Making the Grade - and Then Some
New Evaluation Report Reveals Strong Success of CHORI and Hall of Health Museum Partnership
For the past 3 years, CHORI and the Hall of Health Museum have been heading up the Health and Biomedical Science for a Diverse Community project, which includes an experimental curriculum for 4th and 5th graders that uses fun, engaging and hands-on activities to educate low-income and minority students in the areas of health and biomedical science. Funded with a Phase I Development grant through the highly competitive NIH Science Education Partnership Awards (SEPA), the program has just produced its first evaluation report, with stunning results.
The goal of the program's curriculum, which was developed through a joint effort at CHORI and the Hall of Health Museum, is to encourage low-income and minority students to continue in science, and to ultimately envision themselves as biomedical researchers and health care providers, as well as to provide them with strategies for living healthier lives.
Two schools for the first 3 years of the Phase I grant were chosen as locations in which to pilot the experimental curriculum, while another 2 schools were also selected to serve as control groups.
"The 4th and 5th grade students in our 2 experimental sites and our 2 comparison sites are all demographically matched, and all in Oakland. The experimental schools take a pre-test, do our curriculum and then take a post-test, while the comparison schools just do pre and post testing," explains Lucille Day, PhD, co-director of the project with CHORI President Bert Lubin, MD. "We looked at attitude toward science and their achievement, which covers scientific process, concepts and some questions related to changes in their health-related behavior."
The results were overwhelmingly encouraging, with experimental students doing significantly better than the comparison students in all 8 units. In addition, in 5 of the units, experimental students did exceptionally better on the posttest than comparison students.
"There are 20 questions on each unit test, and in the 4th grade unit on obesity and nutrition, for example, the experimental students did significantly better on 15 of the 20 questions, while the other group did better on only 3 questions," says Dr. Day, "and this is just one example."Experimental students also showed improvement in their attitudes toward science as well, with the experimental group exhibiting less anxiety toward science and higher self concepts in science.

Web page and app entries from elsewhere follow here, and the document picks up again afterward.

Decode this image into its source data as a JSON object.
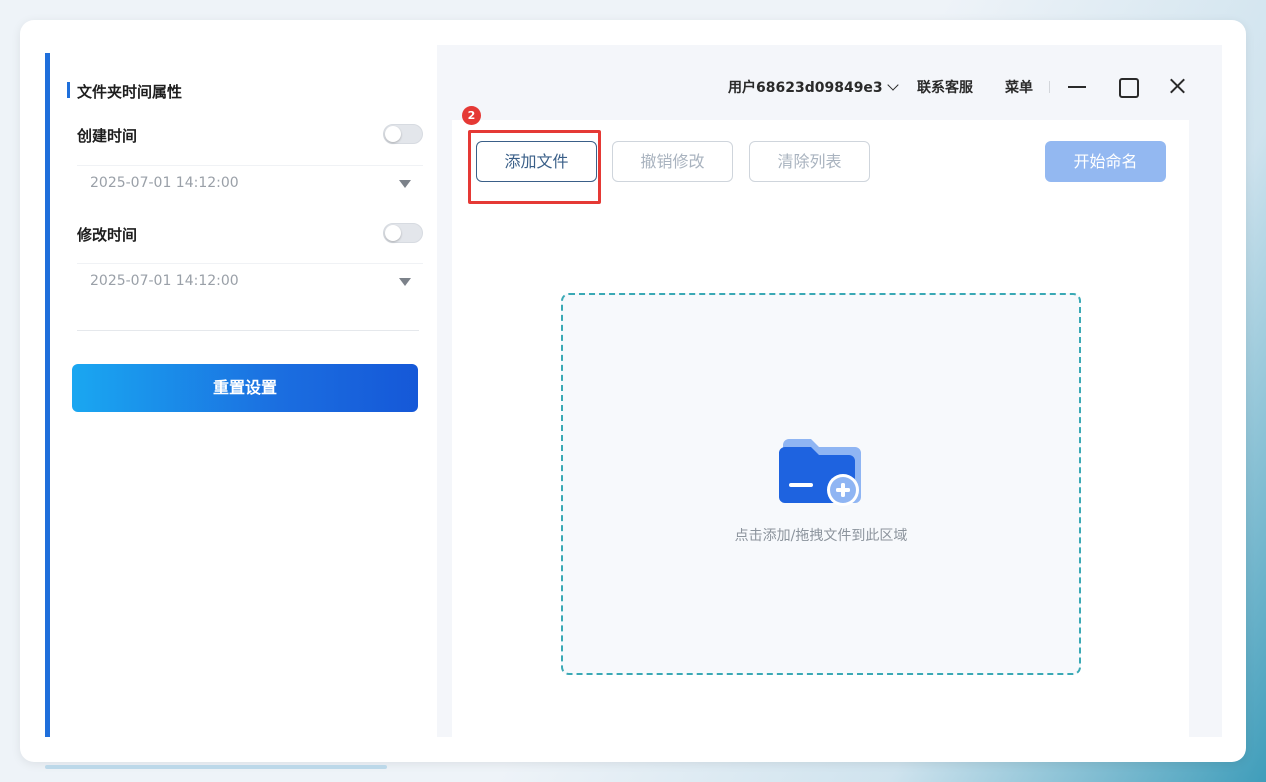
{
  "sidebar": {
    "section_title": "文件夹时间属性",
    "created": {
      "label": "创建时间",
      "value": "2025-07-01 14:12:00",
      "enabled": false
    },
    "modified": {
      "label": "修改时间",
      "value": "2025-07-01 14:12:00",
      "enabled": false
    },
    "reset_label": "重置设置"
  },
  "topbar": {
    "user_label": "用户68623d09849e3",
    "support_label": "联系客服",
    "menu_label": "菜单"
  },
  "toolbar": {
    "add_files_label": "添加文件",
    "undo_label": "撤销修改",
    "clear_label": "清除列表",
    "start_label": "开始命名"
  },
  "annotation": {
    "step_number": "2"
  },
  "dropzone": {
    "hint": "点击添加/拖拽文件到此区域"
  },
  "colors": {
    "accent": "#1f6fdb",
    "highlight": "#e53935",
    "start_button": "#93b8f1"
  }
}
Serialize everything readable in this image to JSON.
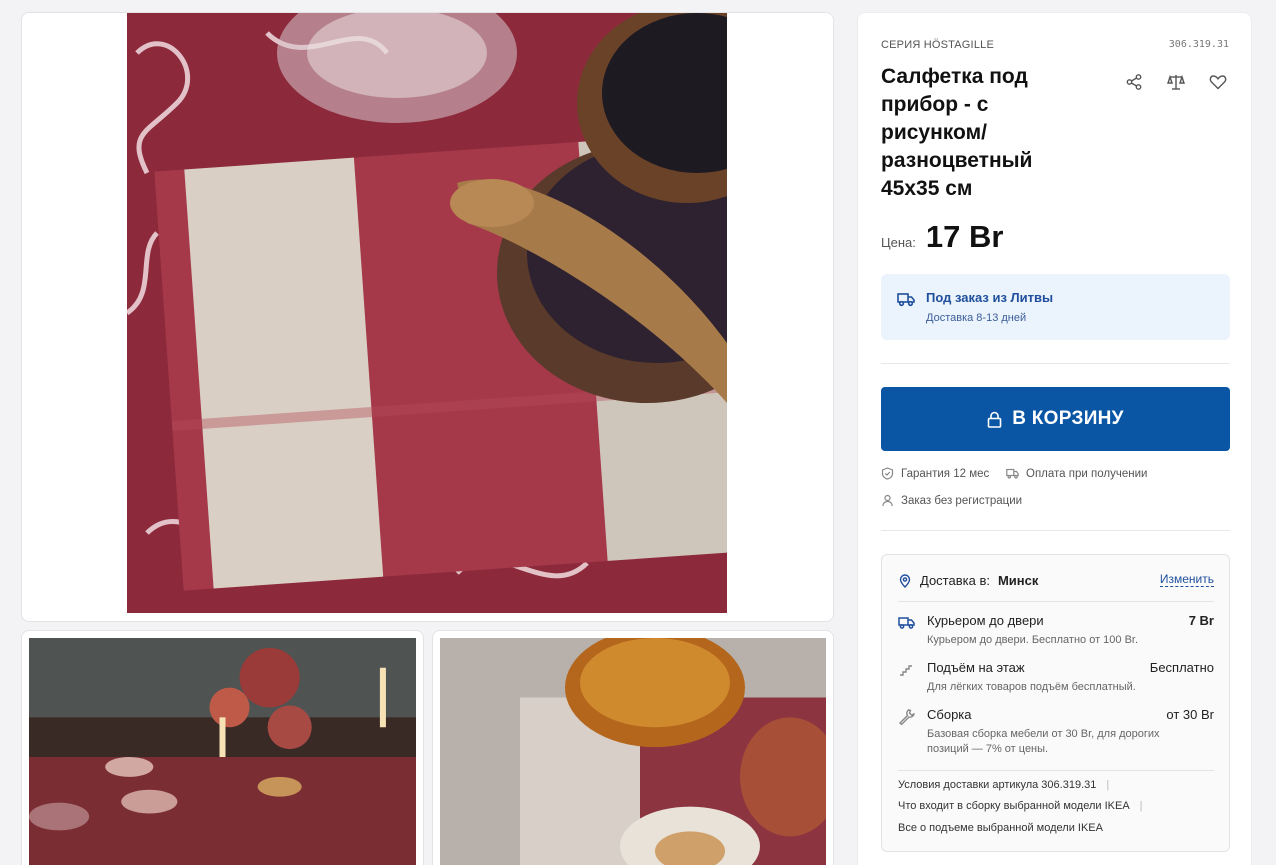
{
  "product": {
    "series": "Серия HÖSTAGILLE",
    "article": "306.319.31",
    "title": "Салфетка под прибор - с рисунком/ разноцветный 45x35 см",
    "price_label": "Цена:",
    "price": "17 Br"
  },
  "actions": {
    "share_icon": "share-icon",
    "compare_icon": "scales-icon",
    "favorite_icon": "heart-icon"
  },
  "order": {
    "title": "Под заказ из Литвы",
    "subtitle": "Доставка 8-13 дней"
  },
  "cart": {
    "label": "В КОРЗИНУ"
  },
  "perks": {
    "warranty": "Гарантия 12 мес",
    "payment": "Оплата при получении",
    "no_registration": "Заказ без регистрации"
  },
  "delivery": {
    "label": "Доставка в:",
    "city": "Минск",
    "change": "Изменить",
    "options": [
      {
        "name": "Курьером до двери",
        "price": "7 Br",
        "desc": "Курьером до двери. Бесплатно от 100 Br."
      },
      {
        "name": "Подъём на этаж",
        "price": "Бесплатно",
        "desc": "Для лёгких товаров подъём бесплатный."
      },
      {
        "name": "Сборка",
        "price": "от 30 Br",
        "desc": "Базовая сборка мебели от 30 Br, для дорогих позиций — 7% от цены."
      }
    ],
    "links": [
      "Условия доставки артикула 306.319.31",
      "Что входит в сборку выбранной модели IKEA",
      "Все о подъеме выбранной модели IKEA"
    ]
  },
  "colors": {
    "accent": "#0a56a5",
    "info_bg": "#ebf3fd",
    "info_text": "#1f4f9c"
  }
}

"It reveals that we're doing what we set out to do, and that we're teaching minority and underprivileged kids some very complex ideas in science and they're understanding it, and they're engaged in it," says Dr. Day. "They're not only enjoying it, but it really helps them to envision themselves as future scientists and future health-care providers, which is also what this is about."Back
Monday, May 16, 2011 11:33 PM